I have had a heck of a time over the years struggling with sand and grog. Without knowing it, problems I’ve wrestled with for years such as “bumpy” clay and glazes, and ware cracking, have originated from trouble with these two clay components.
Sand is what? Tiny granules of silica, ideally. Geologically, rocks of various kinds weather down, eroded by abrasion, until small grains of the very hardest component--silica--are all that remain. Everything else the rock is made of weathers down faster and blows away or is washed away. Deposits of silica sand are mined for construction-grade use, and are sold by the bag. Beach sand has shell parts, salt, feldspar, mica, iron, and organic debris included--which can cause unwanted chemical complications. Impure beach sand should NEVER be used in making clay, even though it is a lot cheaper than silica sand.
Grog is what? Clay that has been fired once in the kiln, then crushed into fine particles. Grog can come from low-fired clay--such as bricks (sweepings from brick factory floors is occasionally bagged and sold cheaply as grog)--or higher-fired clay. Grog can be ground and sieved carefully and sold by size of particle. Grog can be red (as in brick grog), tan, or white.
What does sand or grog do to clay? Either sand or grog are added to clay to separate the platelike clay particles from each other. Mechanically, the rounded and rough clay or grog particles keep the flat and smooth plates of clay from sticking together. The result is twofold: a clay body with sand or grog added will dry out faster than a clay body without sand or grog, because water can exit more easily (think: pure sand in the garden drains water very fast while pure clay retains water a long time. Mixing the two gives you something in between). Secondly, adding sand or grog makes the clay body more able to “stand up:” higher pot walls can be thrown without collapse, therefore larger pieces can be created. Sculpting clay has a great amount of sand and coarse grog added. The reason sand and grog allow greater strength in clay walls escapes me, but thus it is.
What’s the difference between using sand and using grog?
Anyone reading this who'd like to fill me in, please add a comment. I am still not sure, beyond my understanding that grog absorbs water and sand does not. But I've had a bad experience with sand, and so now I prefer grog (fine gog). Here's the story:
I used to make up my own clay bodies from scratch. Without the addition of either sand or grog, my large pieces would inevitably warp or crack. I tried adding whatever I could get cheaply, but I would get new problems, without understanding that my choices came with prices. Sand (and large-size grog) abrades my hands and wears my fingernails to the quick. Though grog is more expensive, it is available in SMALLER particle size than sand does, and it still does the job of “opening” a clay body. Now I know that I can avoid the price of raw hands from the abrasion of sand, by adding very fine grog instead: I get the “open” clay, and increased pot wall height, without the abrasion.

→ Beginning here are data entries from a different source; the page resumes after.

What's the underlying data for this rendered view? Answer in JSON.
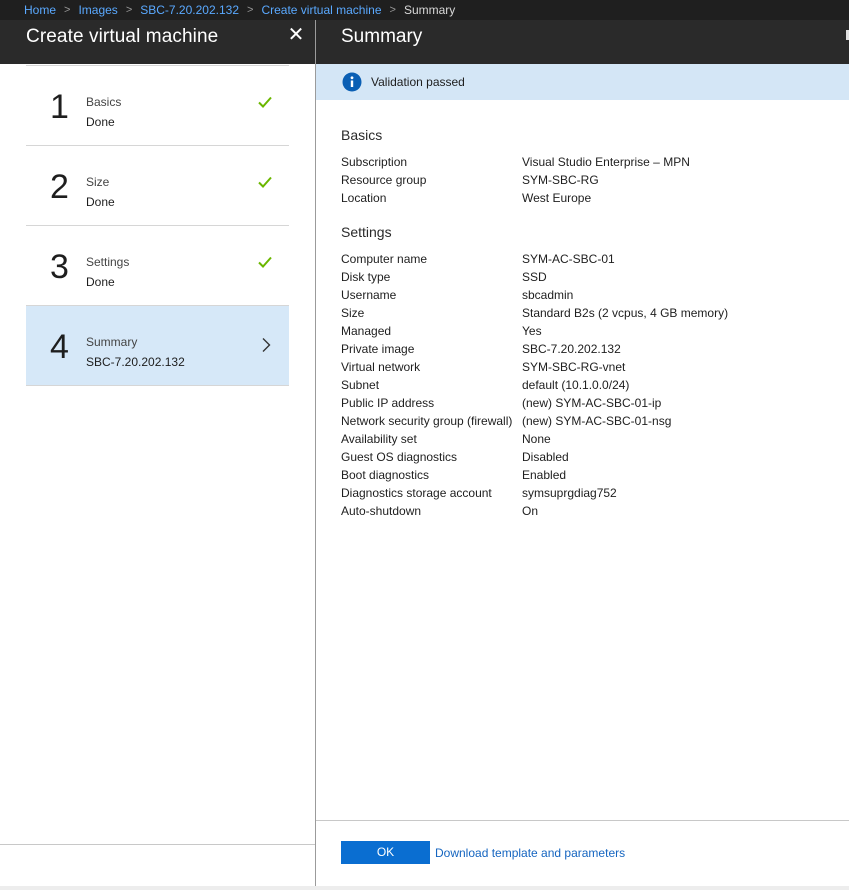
{
  "breadcrumb": {
    "items": [
      "Home",
      "Images",
      "SBC-7.20.202.132",
      "Create virtual machine"
    ],
    "current": "Summary"
  },
  "left_blade": {
    "title": "Create virtual machine",
    "close_icon": "close-icon",
    "steps": [
      {
        "number": "1",
        "name": "Basics",
        "status": "Done",
        "icon": "check-icon"
      },
      {
        "number": "2",
        "name": "Size",
        "status": "Done",
        "icon": "check-icon"
      },
      {
        "number": "3",
        "name": "Settings",
        "status": "Done",
        "icon": "check-icon"
      },
      {
        "number": "4",
        "name": "Summary",
        "status": "SBC-7.20.202.132",
        "icon": "chevron-right-icon"
      }
    ]
  },
  "right_blade": {
    "title": "Summary",
    "validation": {
      "message": "Validation passed",
      "icon": "info-icon"
    },
    "basics": {
      "title": "Basics",
      "rows": [
        {
          "label": "Subscription",
          "value": "Visual Studio Enterprise – MPN"
        },
        {
          "label": "Resource group",
          "value": "SYM-SBC-RG"
        },
        {
          "label": "Location",
          "value": "West Europe"
        }
      ]
    },
    "settings": {
      "title": "Settings",
      "rows": [
        {
          "label": "Computer name",
          "value": "SYM-AC-SBC-01"
        },
        {
          "label": "Disk type",
          "value": "SSD"
        },
        {
          "label": "Username",
          "value": "sbcadmin"
        },
        {
          "label": "Size",
          "value": "Standard B2s (2 vcpus, 4 GB memory)"
        },
        {
          "label": "Managed",
          "value": "Yes"
        },
        {
          "label": "Private image",
          "value": "SBC-7.20.202.132"
        },
        {
          "label": "Virtual network",
          "value": "SYM-SBC-RG-vnet"
        },
        {
          "label": "Subnet",
          "value": "default (10.1.0.0/24)"
        },
        {
          "label": "Public IP address",
          "value": "(new) SYM-AC-SBC-01-ip"
        },
        {
          "label": "Network security group (firewall)",
          "value": "(new) SYM-AC-SBC-01-nsg"
        },
        {
          "label": "Availability set",
          "value": "None"
        },
        {
          "label": "Guest OS diagnostics",
          "value": "Disabled"
        },
        {
          "label": "Boot diagnostics",
          "value": "Enabled"
        },
        {
          "label": "Diagnostics storage account",
          "value": "symsuprgdiag752"
        },
        {
          "label": "Auto-shutdown",
          "value": "On"
        }
      ]
    },
    "ok_label": "OK",
    "download_link": "Download template and parameters"
  },
  "colors": {
    "accent": "#0a6ed1",
    "link": "#5aa9ff",
    "check": "#6bb700",
    "validation_bg": "#d4e6f6",
    "header_bg": "#2a2a2a"
  }
}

I decided to buy clay ready-made from a supplier. It's not that expensive (clay is, after all, "dirt cheap"). Years ago I decided this was altogether a better solution for me than mixing my own. Some potters get very excited about digging their own clay, and preparing it; but for me it was too much exhausting work, and I finally gave in to buying it ready-made.
However, I encountered another hellish problem for years, and only recently found out that bagged clay was not infallible. Through two competitors giving me information, I heard that the maker of my favorite clay body was adding beach sand instead of more expensive silica sand to their proprietary mix. Not good! I would have smooth, very smooth bisque ware, but then discover after the final firing that my clay was now mysteriously bumpy. These rough bumps were quite noticeable on the unglazed undersides of my pots, but also made my should-have-been-smooth glazes intolerably bumpy as well. After looking at the clay with a 10x loupe magnifier I discovered bubbly whitish “zits” to be the culprit--and it was explained to me that these were feldspar blemishes caused by impurities in the sand.
When I switched manufacturers, the zit problem disappeared; my naked clay is now smooth and the glazes are smooth as they should be. I must assume that impure beach sand indeed was being added to that commercial clay body. But finally! I've got clay that stays porcelain-smooth through cone 6, yet has enough "tooth" due to the addition of fine grog to hold up in nice, thin walls rather than collapse.
When I want to make the occasional larger piece, I've got a supply of fine white grog in my studio--I just throw a handful on the wedging table and wedge it in to that chunk of clay I'll be using to make the larger piece. The glaze still fits, everything's still smooth, no cracking or warping. Bingo!